▶ Problem statement
Apart from the pictures, write out the records that follow exactly.

▶ Input material
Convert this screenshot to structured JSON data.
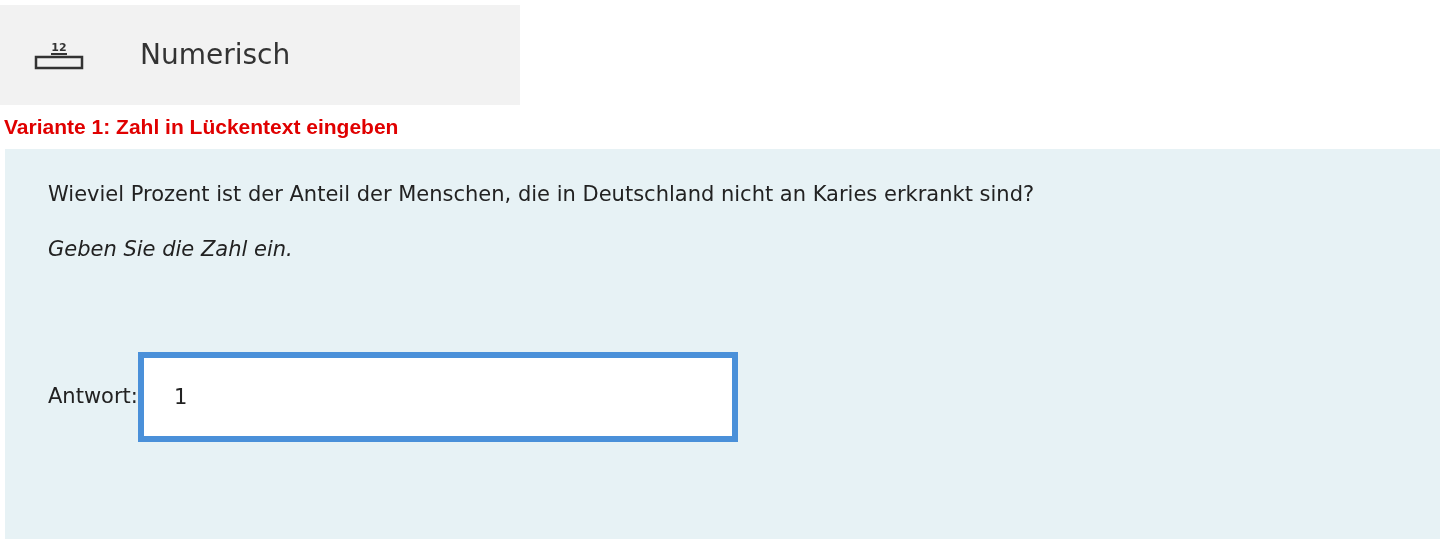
{
  "question_type": {
    "label": "Numerisch",
    "icon_label": "12"
  },
  "heading": "Variante 1: Zahl in Lückentext eingeben",
  "question": {
    "text": "Wieviel Prozent ist der Anteil der Menschen, die in Deutschland nicht an Karies erkrankt sind?",
    "instruction": "Geben Sie die Zahl ein.",
    "answer_label": "Antwort:",
    "answer_value": "1"
  }
}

▶ Written solution
Convert this screenshot to structured JSON data.
{
  "question_type": {
    "label": "Numerisch",
    "icon_label": "12"
  },
  "heading": "Variante 1: Zahl in Lückentext eingeben",
  "question": {
    "text": "Wieviel Prozent ist der Anteil der Menschen, die in Deutschland nicht an Karies erkrankt sind?",
    "instruction": "Geben Sie die Zahl ein.",
    "answer_label": "Antwort:",
    "answer_value": "1"
  }
}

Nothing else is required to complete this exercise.